San Francisco - The Electronic Frontier Foundation (EFF)
and Center for Democracy and Technology (CDT) urged a
California court Friday to overturn a dangerous ruling that
would require an Internet search engine to create and store
logs of its users' activities as part of electronic
discovery obligations in a civil lawsuit.
The ruling came in a copyright infringement lawsuit filed
by motion picture studios against TorrentSpy, a popular
search engine that indexes materials made publicly
available via the Bit Torrent file sharing protocol.
TorrentSpy has never logged its visitors' Internet Protocol
(IP) addresses. Notwithstanding this explicit privacy
policy, a federal magistrate judge has now ordered
TorrentSpy to activate logging and turn the logged data
over to the studios.
"This unprecedented ruling has implications well beyond the
file sharing context," said EFF Staff Attorney Corynne
McSherry. "Giving litigants the power to rewrite their
opponent's privacy policies poses a risk to all Internet
The magistrate judge incorrectly reasoned that, because the

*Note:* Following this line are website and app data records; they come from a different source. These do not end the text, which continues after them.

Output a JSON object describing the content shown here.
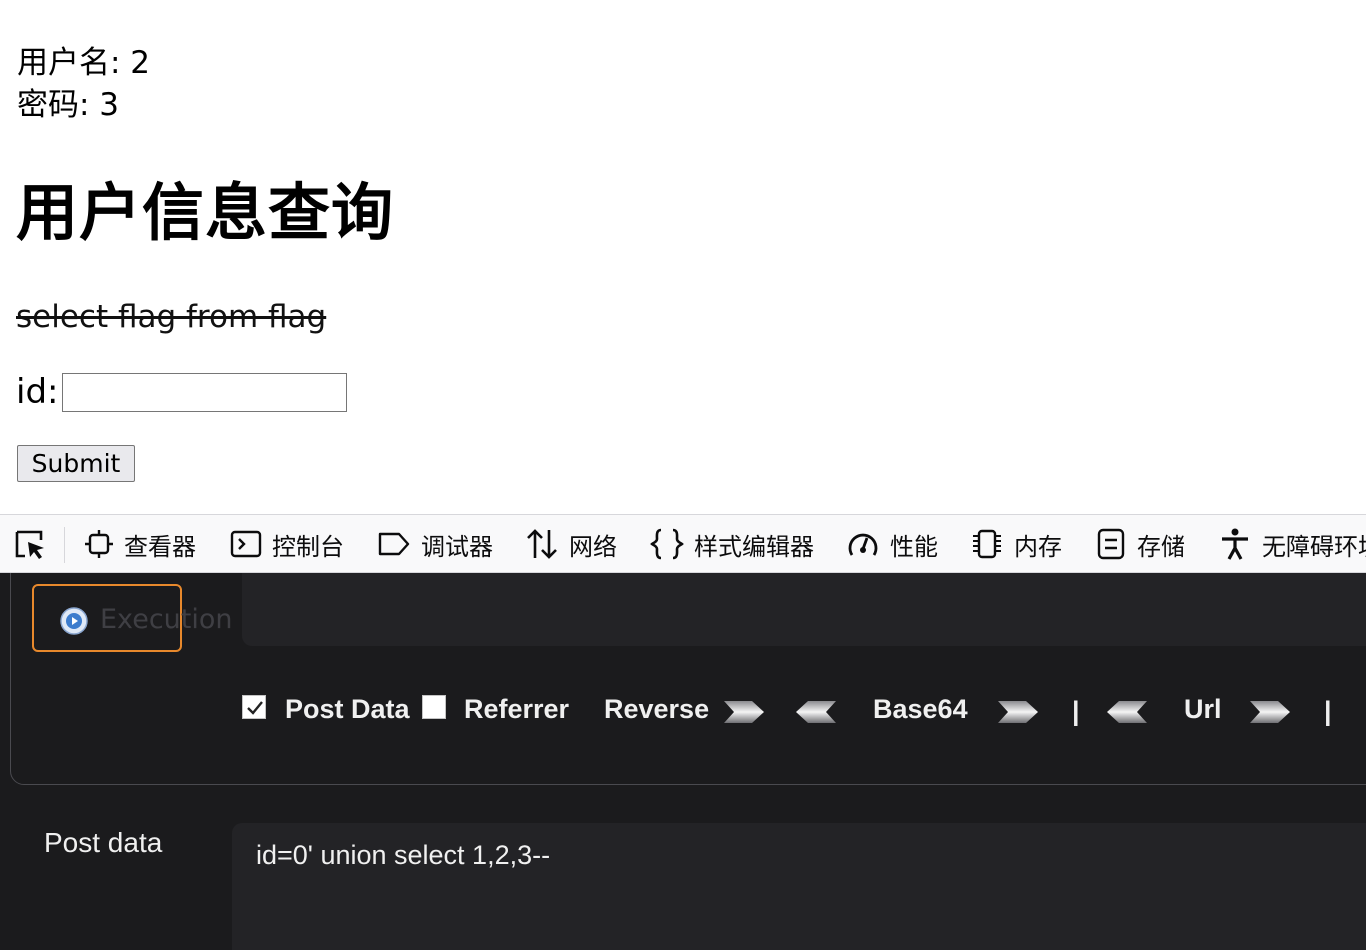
{
  "page": {
    "username_line": "用户名: 2",
    "password_line": "密码: 3",
    "heading": "用户信息查询",
    "hint_struck": "select flag from flag",
    "id_label": "id:",
    "id_value": "",
    "submit_label": "Submit"
  },
  "devtools": {
    "tabs": [
      {
        "label": "查看器",
        "icon": "inspector-icon"
      },
      {
        "label": "控制台",
        "icon": "console-icon"
      },
      {
        "label": "调试器",
        "icon": "debugger-icon"
      },
      {
        "label": "网络",
        "icon": "network-icon"
      },
      {
        "label": "样式编辑器",
        "icon": "style-editor-icon"
      },
      {
        "label": "性能",
        "icon": "performance-icon"
      },
      {
        "label": "内存",
        "icon": "memory-icon"
      },
      {
        "label": "存储",
        "icon": "storage-icon"
      },
      {
        "label": "无障碍环境",
        "icon": "accessibility-icon"
      }
    ]
  },
  "hackbar": {
    "execute_label": "Execution",
    "post_data_checkbox": {
      "label": "Post Data",
      "checked": true
    },
    "referrer_checkbox": {
      "label": "Referrer",
      "checked": false
    },
    "reverse_label": "Reverse",
    "base64_label": "Base64",
    "url_label": "Url",
    "separator": "|",
    "post_data_label": "Post data",
    "post_data_value": "id=0' union select 1,2,3--"
  },
  "colors": {
    "panel_bg": "#1b1b1d",
    "field_bg": "#232326",
    "execute_border": "#e8892c"
  }
}
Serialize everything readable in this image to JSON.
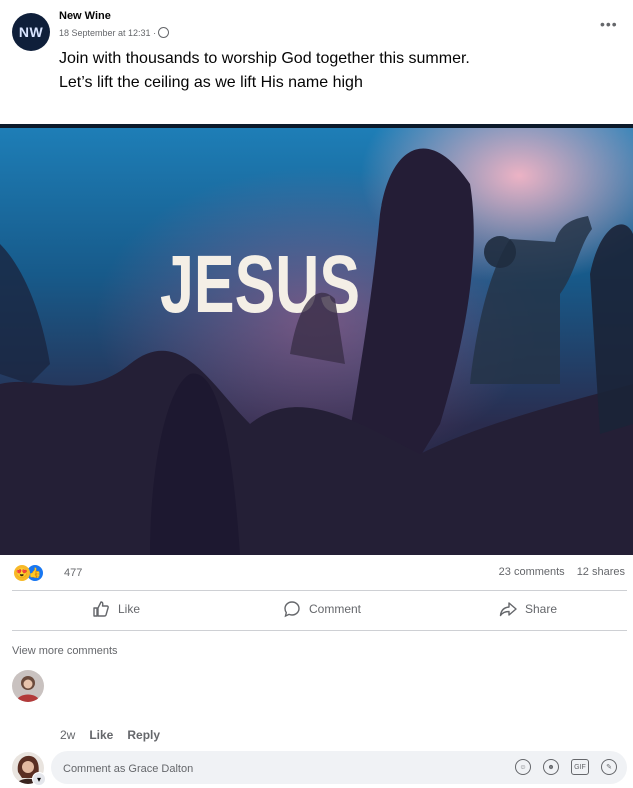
{
  "post": {
    "avatar_initials": "NW",
    "page_name": "New Wine",
    "timestamp": "18 September at 12:31 ·",
    "text_line1": "Join with thousands to worship God together this summer.",
    "text_line2": "Let’s lift the ceiling as we lift His name high",
    "image_text": "JESUS"
  },
  "stats": {
    "reaction_count": "477",
    "comments": "23 comments",
    "shares": "12 shares"
  },
  "actions": {
    "like": "Like",
    "comment": "Comment",
    "share": "Share"
  },
  "comments": {
    "view_more": "View more comments",
    "age": "2w",
    "like": "Like",
    "reply": "Reply",
    "input_placeholder": "Comment as Grace Dalton"
  },
  "colors": {
    "accent": "#1877f2",
    "secondary_text": "#65676b",
    "comment_box_bg": "#f0f2f5"
  },
  "icons": [
    "globe-icon",
    "more-icon",
    "like-icon",
    "comment-icon",
    "share-icon",
    "sticker-icon",
    "emoji-icon",
    "gif-icon",
    "attach-sticker-icon"
  ]
}
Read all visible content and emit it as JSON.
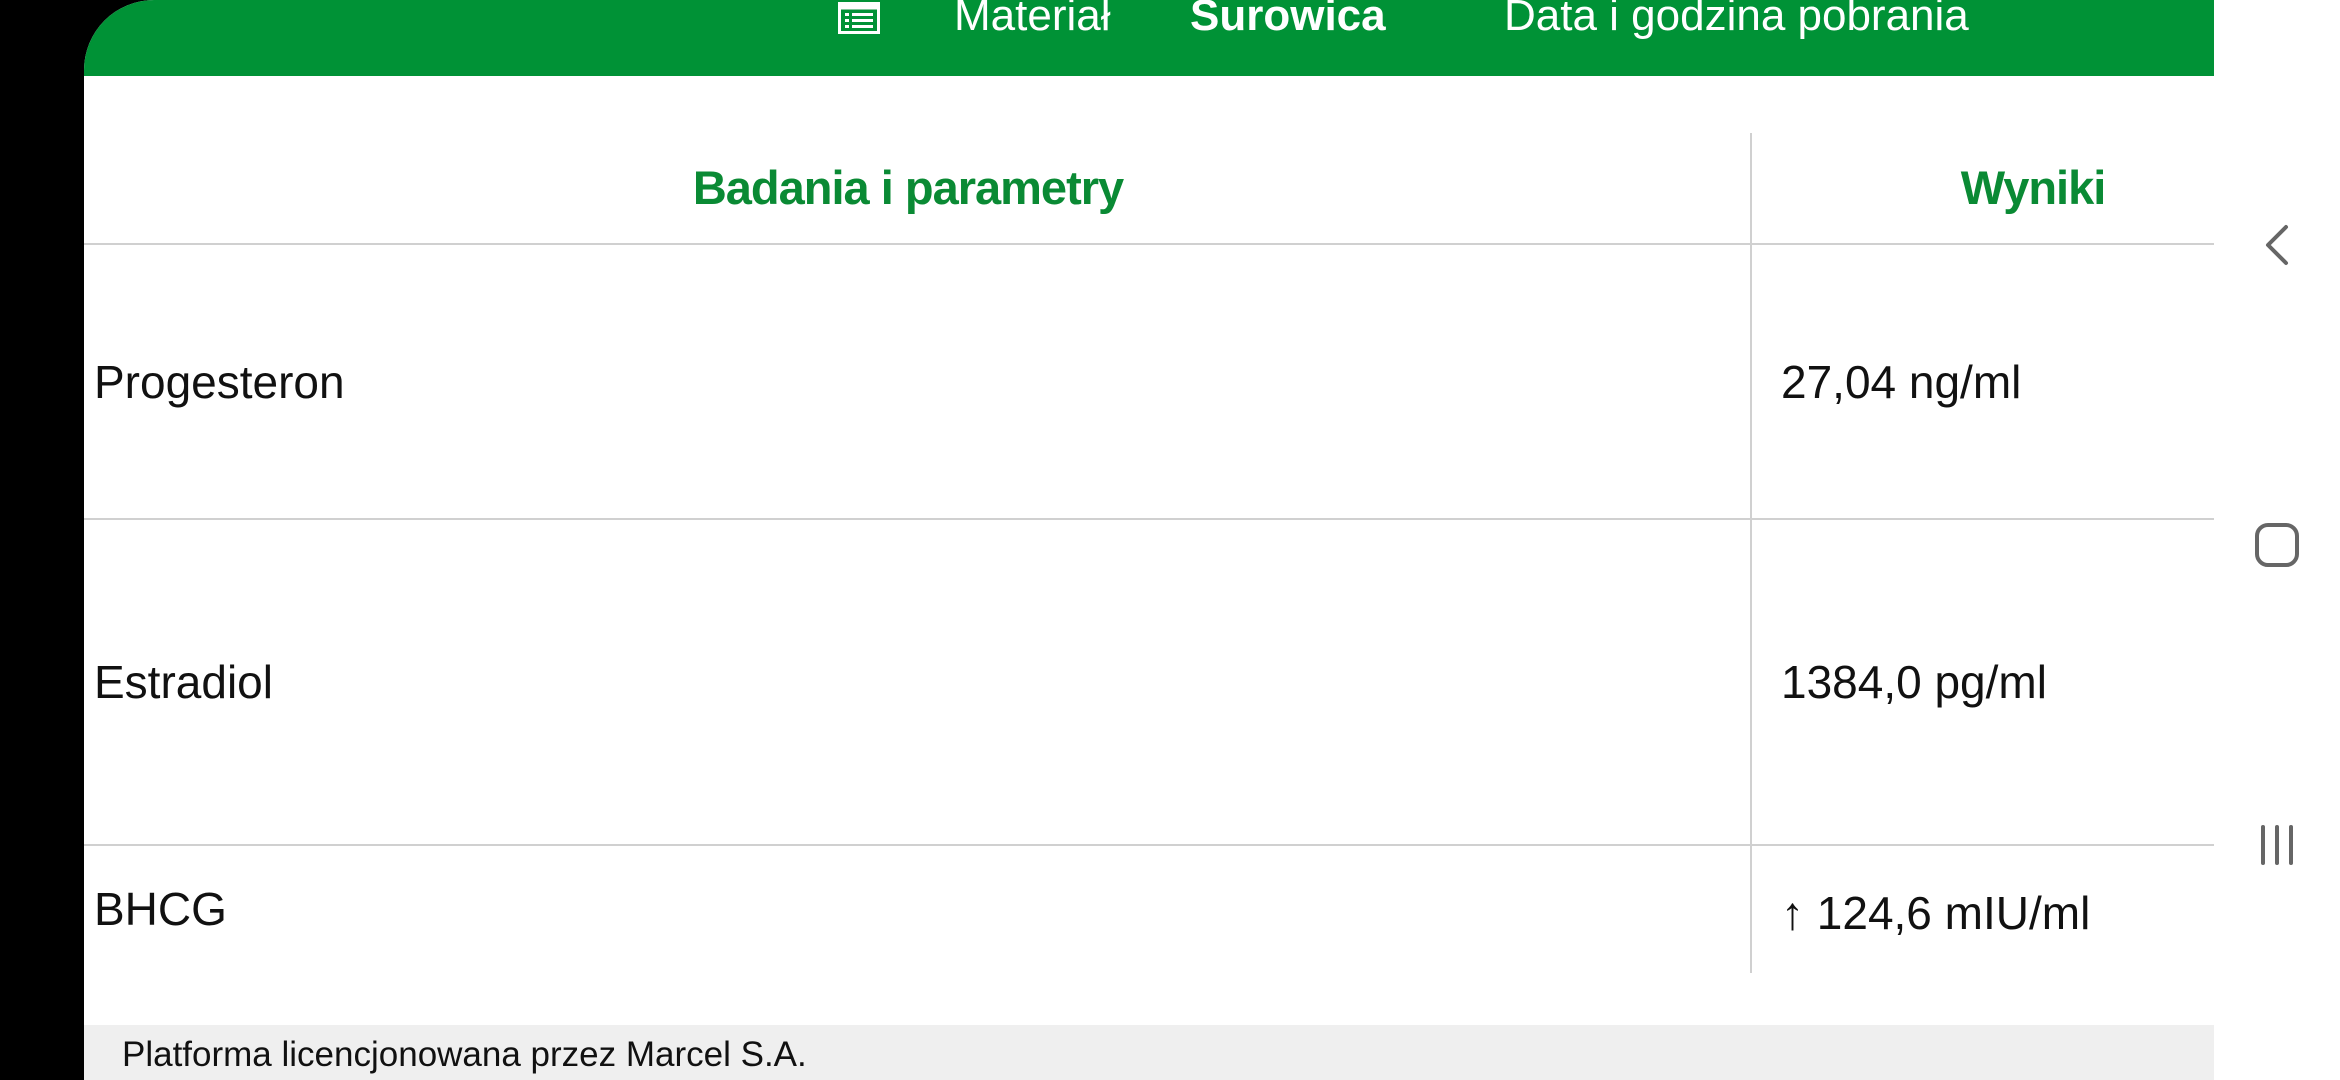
{
  "header": {
    "material_label": "Materiał",
    "material_value": "Surowica",
    "date_label": "Data i godzina pobrania",
    "icon": "document-list-icon"
  },
  "table": {
    "columns": [
      "Badania i parametry",
      "Wyniki"
    ],
    "rows": [
      {
        "parameter": "Progesteron",
        "result": "27,04 ng/ml"
      },
      {
        "parameter": "Estradiol",
        "result": "1384,0 pg/ml"
      },
      {
        "parameter": "BHCG",
        "result": "↑ 124,6 mIU/ml"
      }
    ]
  },
  "footer": {
    "text": "Platforma licencjonowana przez Marcel S.A."
  },
  "navbar": {
    "icons": [
      "back-icon",
      "home-icon",
      "recent-apps-icon"
    ]
  },
  "colors": {
    "accent": "#009236",
    "header_text": "#0a8a34"
  }
}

IP addresses exist in the Random Access Memory (RAM) of
TorrentSpy's webservers, they are "electronically stored
information" that must be collected and turned over to the
studios under the rules of federal discovery.

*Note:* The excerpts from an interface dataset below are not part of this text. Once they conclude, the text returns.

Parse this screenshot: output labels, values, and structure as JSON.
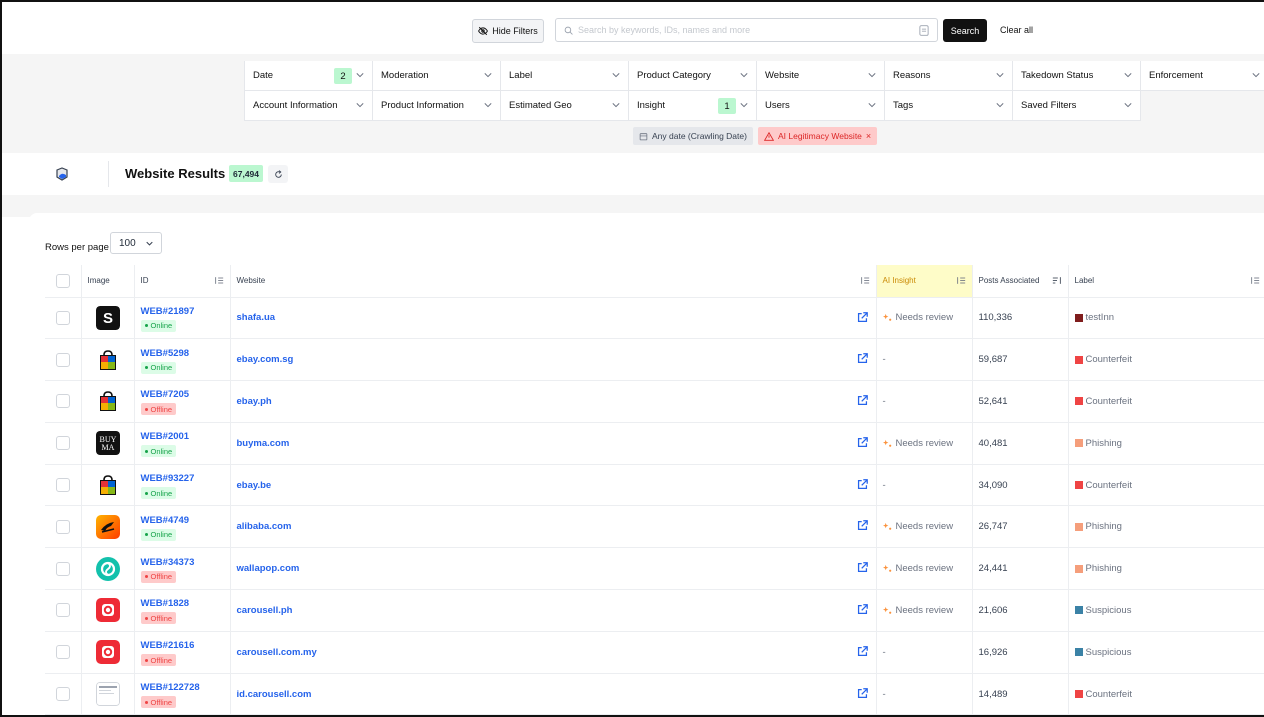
{
  "topbar": {
    "hide_filters_label": "Hide Filters",
    "search_placeholder": "Search by keywords, IDs, names and more",
    "search_button": "Search",
    "clear_all": "Clear all"
  },
  "filters": [
    {
      "label": "Date",
      "count": "2"
    },
    {
      "label": "Moderation",
      "count": ""
    },
    {
      "label": "Label",
      "count": ""
    },
    {
      "label": "Product Category",
      "count": ""
    },
    {
      "label": "Website",
      "count": ""
    },
    {
      "label": "Reasons",
      "count": ""
    },
    {
      "label": "Takedown Status",
      "count": ""
    },
    {
      "label": "Enforcement",
      "count": ""
    },
    {
      "label": "Account Information",
      "count": ""
    },
    {
      "label": "Product Information",
      "count": ""
    },
    {
      "label": "Estimated Geo",
      "count": ""
    },
    {
      "label": "Insight",
      "count": "1"
    },
    {
      "label": "Users",
      "count": ""
    },
    {
      "label": "Tags",
      "count": ""
    },
    {
      "label": "Saved Filters",
      "count": ""
    }
  ],
  "active_chips": {
    "date": "Any date (Crawling Date)",
    "legitimacy": "AI Legitimacy Website"
  },
  "results": {
    "title": "Website Results",
    "count": "67,494"
  },
  "pagination": {
    "rows_per_page_label": "Rows per page",
    "rows_per_page_value": "100"
  },
  "columns": {
    "image": "Image",
    "id": "ID",
    "website": "Website",
    "ai_insight": "AI Insight",
    "posts": "Posts Associated",
    "label": "Label"
  },
  "colors": {
    "accent": "#2563eb",
    "online": "#16a34a",
    "offline": "#ef4444",
    "testinn": "#7f1d1d",
    "counterfeit": "#ef4444",
    "phishing": "#f59e7b",
    "suspicious": "#3b82a6"
  },
  "rows": [
    {
      "id": "WEB#21897",
      "status": "Online",
      "website": "shafa.ua",
      "insight": "Needs review",
      "posts": "110,336",
      "label": "testInn",
      "label_color": "#7f1d1d",
      "image": "s-logo"
    },
    {
      "id": "WEB#5298",
      "status": "Online",
      "website": "ebay.com.sg",
      "insight": "-",
      "posts": "59,687",
      "label": "Counterfeit",
      "label_color": "#ef4444",
      "image": "ebay-bag"
    },
    {
      "id": "WEB#7205",
      "status": "Offline",
      "website": "ebay.ph",
      "insight": "-",
      "posts": "52,641",
      "label": "Counterfeit",
      "label_color": "#ef4444",
      "image": "ebay-bag"
    },
    {
      "id": "WEB#2001",
      "status": "Online",
      "website": "buyma.com",
      "insight": "Needs review",
      "posts": "40,481",
      "label": "Phishing",
      "label_color": "#f59e7b",
      "image": "buyma-logo"
    },
    {
      "id": "WEB#93227",
      "status": "Online",
      "website": "ebay.be",
      "insight": "-",
      "posts": "34,090",
      "label": "Counterfeit",
      "label_color": "#ef4444",
      "image": "ebay-bag"
    },
    {
      "id": "WEB#4749",
      "status": "Online",
      "website": "alibaba.com",
      "insight": "Needs review",
      "posts": "26,747",
      "label": "Phishing",
      "label_color": "#f59e7b",
      "image": "alibaba-logo"
    },
    {
      "id": "WEB#34373",
      "status": "Offline",
      "website": "wallapop.com",
      "insight": "Needs review",
      "posts": "24,441",
      "label": "Phishing",
      "label_color": "#f59e7b",
      "image": "wallapop-logo"
    },
    {
      "id": "WEB#1828",
      "status": "Offline",
      "website": "carousell.ph",
      "insight": "Needs review",
      "posts": "21,606",
      "label": "Suspicious",
      "label_color": "#3b82a6",
      "image": "carousell-logo"
    },
    {
      "id": "WEB#21616",
      "status": "Offline",
      "website": "carousell.com.my",
      "insight": "-",
      "posts": "16,926",
      "label": "Suspicious",
      "label_color": "#3b82a6",
      "image": "carousell-logo"
    },
    {
      "id": "WEB#122728",
      "status": "Offline",
      "website": "id.carousell.com",
      "insight": "-",
      "posts": "14,489",
      "label": "Counterfeit",
      "label_color": "#ef4444",
      "image": "page-thumb"
    }
  ]
}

This decision could reach every function carried out by a
digital device. Every keystroke at a computer keyboard, for
example, is temporarily held in RAM, even if it is

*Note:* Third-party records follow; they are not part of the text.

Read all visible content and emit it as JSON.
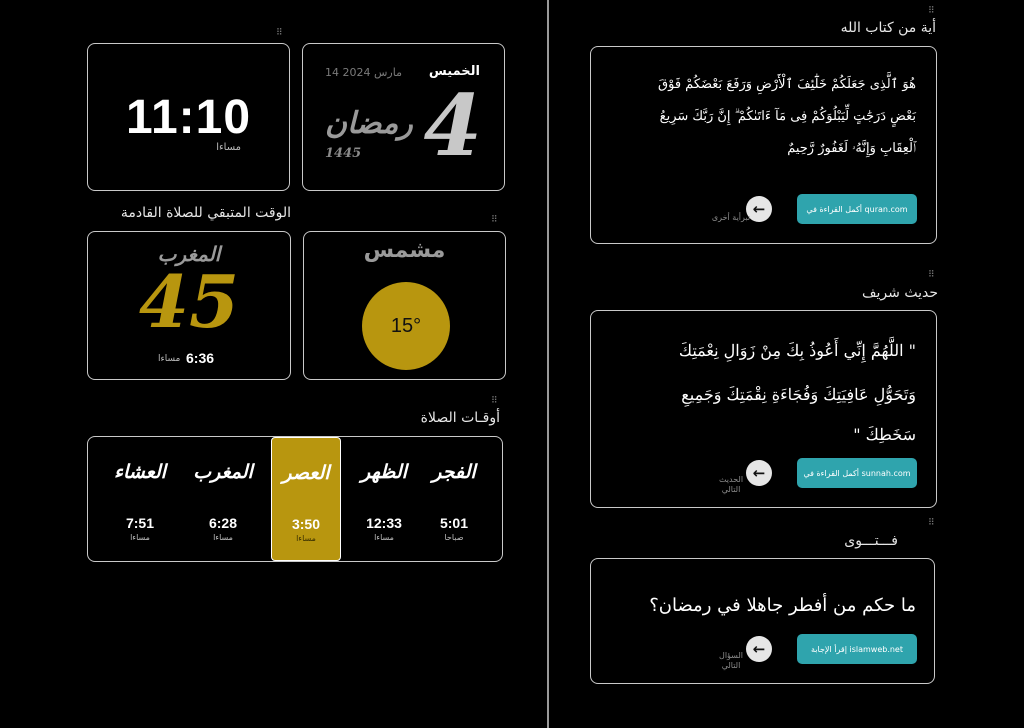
{
  "clock": {
    "time": "11:10",
    "period": "مساءا"
  },
  "date": {
    "weekday": "الخميس",
    "gregorian": "14 مارس 2024",
    "hijri_day": "4",
    "hijri_month": "رمضان",
    "hijri_year": "1445"
  },
  "next_prayer": {
    "title": "الوقت المتبقي للصلاة القادمة",
    "name": "المغرب",
    "minutes_left": "45",
    "time": "6:36",
    "period": "مساءا"
  },
  "weather": {
    "condition": "مشمس",
    "temperature": "15°"
  },
  "prayer_times": {
    "title": "أوقـات الصلاة",
    "items": [
      {
        "name": "الفجر",
        "time": "5:01",
        "period": "صباحا",
        "active": false
      },
      {
        "name": "الظهر",
        "time": "12:33",
        "period": "مساءا",
        "active": false
      },
      {
        "name": "العصر",
        "time": "3:50",
        "period": "مساءا",
        "active": true
      },
      {
        "name": "المغرب",
        "time": "6:28",
        "period": "مساءا",
        "active": false
      },
      {
        "name": "العشاء",
        "time": "7:51",
        "period": "مساءا",
        "active": false
      }
    ]
  },
  "verse_card": {
    "title": "أية من كتاب الله",
    "lines": [
      "هُوَ ٱلَّذِى جَعَلَكُمْ خَلَٰٓئِفَ ٱلْأَرْضِ وَرَفَعَ بَعْضَكُمْ فَوْقَ",
      "بَعْضٍ دَرَجَٰتٍ لِّيَبْلُوَكُمْ فِى مَآ ءَاتَىٰكُمْ ۗ إِنَّ رَبَّكَ سَرِيعُ",
      "ٱلْعِقَابِ وَإِنَّهُۥ لَغَفُورٌ رَّحِيمٌ"
    ],
    "read_button": "أكمل القراءة في quran.com",
    "next_label": "تبرأية أخرى"
  },
  "hadith_card": {
    "title": "حديث شريف",
    "lines": [
      "\" اللَّهُمَّ إِنِّي أَعُوذُ بِكَ مِنْ زَوَالِ نِعْمَتِكَ",
      "وَتَحَوُّلِ عَافِيَتِكَ وَفُجَاءَةِ نِقْمَتِكَ وَجَمِيعِ",
      "سَخَطِكَ \""
    ],
    "read_button": "أكمل القراءة في sunnah.com",
    "next_label": "الحديث التالي"
  },
  "fatwa_card": {
    "title": "فـــتـــوى",
    "question": "ما حكم من أفطر جاهلا في رمضان؟",
    "read_button": "إقرأ الإجابة islamweb.net",
    "next_label": "السؤال التالي"
  },
  "colors": {
    "accent_gold": "#b8960f",
    "teal_button": "#2fa4ad",
    "background": "#000000"
  }
}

immediately deleted and never saved. Similarly, digital
telephone systems make recordings of every conversation,
moment by moment, in RAM.
"In the analog world, a court would never think to force a
company to record telephone calls, transcribe employee
conversations, or log other ephemeral information," said
EFF Senior Staff Attorney Fred von Lohmann. "There is no
reason why the rules should be different simply because a
company uses digital technologies."
The decision also threatens to radically increase the
burdens that companies face in federal lawsuits,
potentially forcing them to create and store an avalanche
of data, including computer server logs, digital telephone
conversations, and drafts of documents never saved or sent.
The magistrate judge in the case has stayed her order while
TorrentSpy appeals the ruling. The case is Columbia
Pictures Industries v. Bunnell, No. 06-01093 FMC, pending
in the U.S. District Court for the Central District of
California before Judge Florence-Marie Cooper.
For the full amicus brief: